L- DOPA is subsequently converted to dopamine by L-aromatic amino acid decarboxylase in the cytoplasm of cells (Cooper et al.

L- DOPA is subsequently converted to dopamine by L-aromatic amino acid decarboxylase in the cytoplasm of cells (Cooper et al. 1996). Active transporters then carry dopamine to synaptic vesicles, where the molecules are protected from catabolizing enzymes. Dopamine synthesis also depends on the rate of impulse flow in the dopaminergic pathway (Cooper et al. Dopamine is released in a calcium-dependent manner when an action potential invades the terminal of the neuron. Cooper is at Yale University, School of Medicine (Emeritus). Bibliographic information. The Biochemical Basis of Neuropharmacology. Jack R. Cooper, Floyd E. Bloom, Robert H. Roth. Oxford University Press, 2003.

Discussions of drugs are included as they relate to the particular neurotransmitter under examination. Categories: Chemistry.

Expert knowledge is given about the best use of medications in patient care. Each drug listing contains the full range of indications, their advantages and disadvantages, and tips for dosing and avoiding adverse effects.

The Biochemical Basis of Neuropharmacology.

oceedings{Cooper1974TheBB, title {The Biochemical Basis of Neuropharmacology}, author {Jeffrey . It is a useful book for a wide variety of students and professionals, including neuroscientists, clinical neurologist. ONTINUE READING.

oceedings{Cooper1974TheBB, title {The Biochemical Basis of Neuropharmacology}, author {Jeffrey R. Cooper and Floyd E. Bloom and Robert H. Roth}, year {1974} }. Jeffrey R.

For the Sixth Edition of this widely used text, the authors have added a new chapter on memory and learning and have reorganized the material on catecholamines into separate chapters on norepinephrine and epinephrine, and dopamine. In addition, they have included much new information on G proteins and second messengers, excitatory amino acid receptors, and other timely issues. As in the past, this book will be extremely valuable to students and professionals at many different levels: undergraduates studying psychopharmacology or neurobiology, medical students, graduate students in pharmacology and neuroscience, neuroscientists and residents and practitioners in neurology and psychiatry.
  • This edition works for someone who wants to learn the basics of Neuropharmacology, which I bought it for. However, there are several more complex drugs which appeared in the market in the past two decades and I would like to know what are the biochemical interaction subtleties and differences of these new drugs compared the basic processes.

    Overall, I learned a lot and the book assisted me in my understanding of the subject I am currently studying.

  • This is a classic. There is no attempt to be encyclopedic but, rather, to cover some (advanced) basics and to illustrate the thinking and approaches employed in this field. I am sorry not to see an update.

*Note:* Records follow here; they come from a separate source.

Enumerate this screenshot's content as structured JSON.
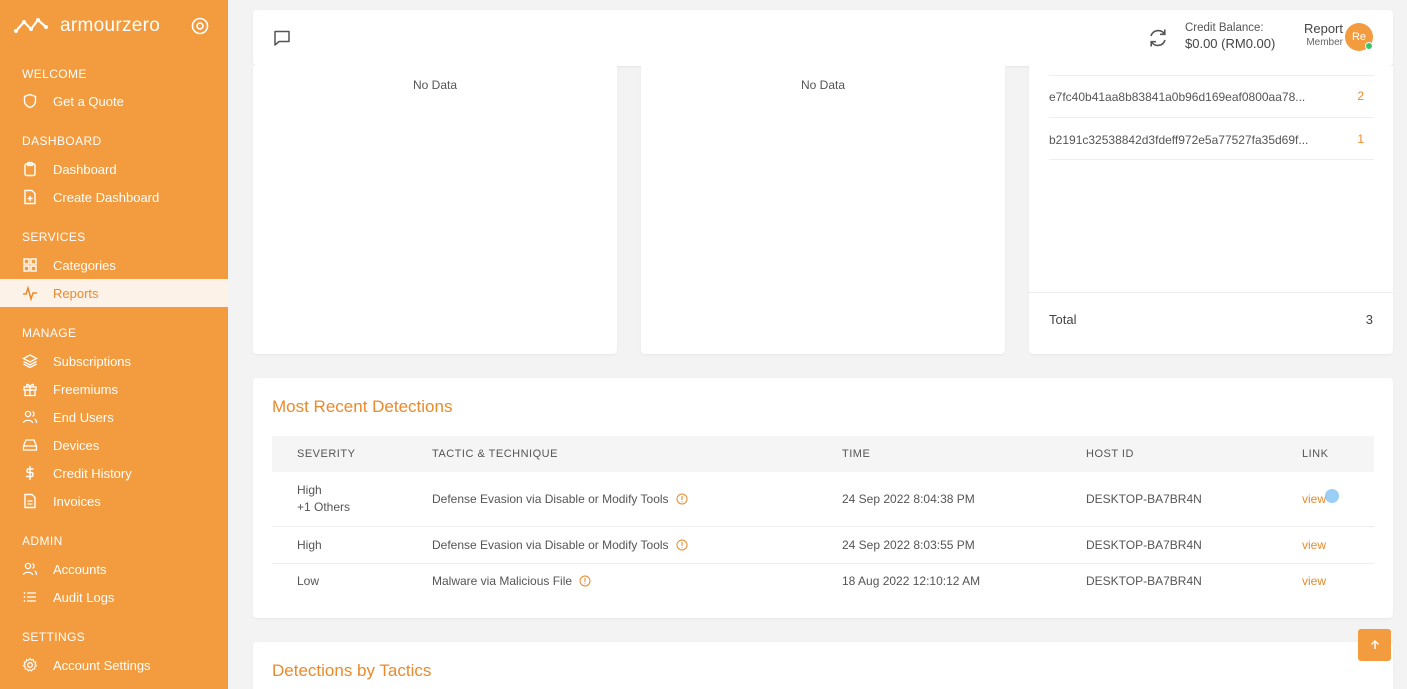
{
  "brand": {
    "name": "armourzero"
  },
  "sidebar": {
    "sections": [
      {
        "title": "WELCOME",
        "items": [
          {
            "label": "Get a Quote",
            "icon": "shield-icon"
          }
        ]
      },
      {
        "title": "DASHBOARD",
        "items": [
          {
            "label": "Dashboard",
            "icon": "clipboard-icon"
          },
          {
            "label": "Create Dashboard",
            "icon": "file-plus-icon"
          }
        ]
      },
      {
        "title": "SERVICES",
        "items": [
          {
            "label": "Categories",
            "icon": "grid-icon"
          },
          {
            "label": "Reports",
            "icon": "activity-icon",
            "active": true
          }
        ]
      },
      {
        "title": "MANAGE",
        "items": [
          {
            "label": "Subscriptions",
            "icon": "layers-icon"
          },
          {
            "label": "Freemiums",
            "icon": "gift-icon"
          },
          {
            "label": "End Users",
            "icon": "users-icon"
          },
          {
            "label": "Devices",
            "icon": "hard-drive-icon"
          },
          {
            "label": "Credit History",
            "icon": "dollar-icon"
          },
          {
            "label": "Invoices",
            "icon": "file-text-icon"
          }
        ]
      },
      {
        "title": "ADMIN",
        "items": [
          {
            "label": "Accounts",
            "icon": "users-icon"
          },
          {
            "label": "Audit Logs",
            "icon": "list-icon"
          }
        ]
      },
      {
        "title": "SETTINGS",
        "items": [
          {
            "label": "Account Settings",
            "icon": "settings-icon"
          }
        ]
      }
    ]
  },
  "topbar": {
    "credit_label": "Credit Balance:",
    "credit_amount": "$0.00 (RM0.00)",
    "user_name": "Report",
    "user_role": "Member",
    "avatar_initials": "Re"
  },
  "cards": {
    "card1_empty": "No Data",
    "card2_empty": "No Data",
    "hashes": [
      {
        "hash": "e7fc40b41aa8b83841a0b96d169eaf0800aa78...",
        "count": "2"
      },
      {
        "hash": "b2191c32538842d3fdeff972e5a77527fa35d69f...",
        "count": "1"
      }
    ],
    "total_label": "Total",
    "total_value": "3"
  },
  "detections": {
    "title": "Most Recent Detections",
    "columns": [
      "SEVERITY",
      "TACTIC & TECHNIQUE",
      "TIME",
      "HOST ID",
      "LINK"
    ],
    "rows": [
      {
        "severity": "High",
        "severity_extra": "+1 Others",
        "tactic": "Defense Evasion via Disable or Modify Tools",
        "time": "24 Sep 2022 8:04:38 PM",
        "host": "DESKTOP-BA7BR4N",
        "link": "view"
      },
      {
        "severity": "High",
        "severity_extra": "",
        "tactic": "Defense Evasion via Disable or Modify Tools",
        "time": "24 Sep 2022 8:03:55 PM",
        "host": "DESKTOP-BA7BR4N",
        "link": "view"
      },
      {
        "severity": "Low",
        "severity_extra": "",
        "tactic": "Malware via Malicious File",
        "time": "18 Aug 2022 12:10:12 AM",
        "host": "DESKTOP-BA7BR4N",
        "link": "view"
      }
    ]
  },
  "tactics": {
    "title": "Detections by Tactics"
  },
  "colors": {
    "accent": "#f29b3f",
    "accent_text": "#e98a2c",
    "active_bg": "#fdf2e7"
  }
}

  • This text intermittently colloquial and technical looking for something that includes biochemistry yet found it interesting.

  • This book be bawlin, and you'll need a dictionary to be able to understand half the words in it, but daaaaawn.

  • I really don't remember getting this so I can not say anything about it. I am sure it is an okay book.

  • Completly disappointing. !

  • This reference is easy to read. As well, unlike most pharmacology texts, this one does not concentrate on drugs, but rather on the underlying physiology. There is an introduction to neurons, synapses and action potentials. There is an introduction to modern molecular methods. It is interesting to note that in describing molecular cloning methods, the work of J. G. Sutcliffe, R.J. Milner, and F.E. Bloom is reported whereby a cDNA library was prepared from mRNAs from whole rat brain, then it was seen what individual cDNAs hybridized with the mRNAs from rat liver and kidney. Approximately 30,000 of the brain's 50,000 mRNAs were not detected in the liver or kidney, showing that much of the rat's DNA is for neuronal purposes. In the introduction to receptors, it is noted that there about a thousand known receptors to neurotransmitters, hormones and odorants. The introduction to neuromodulators includes the neuronal effects of nitric oxide (thought to be involved in both long-term potentiation LTP and long-term depression LTD; nitric oxide synthase inhibitors will block NMDA receptor activation). The chapter on amino acid neurotransmitters includes excitatory glutamate and aspartate, and inhibitory GABA, glycine, alanine, cystathionine and serine. There are chapters on cholinergic (acetylcholine) and catecholaminergic (norepinephrine, epinephrine and dopamine) neurotransmitters. Serotonin and histamine neurotransmitters are considered in detail in the next chapter. There is an introduction to neuroactive peptides, noting that they must be synthesized on ribosomes, then at the smooth endoplasmic reticulum they are put into vesicles in a prohormonal form, and only then transported to the nerve terminals. The book concludes with introductions to the cellular mechanisms involved in learning, and the involvement of neurotransmitters in neurological and psychiatric illnesses.

  • Although a bit dry in parts, it gives a good picture overall of how neurotransmitters and brain receptors work. A comprehensive book about the fields of neurochemistry and neuropharmacology.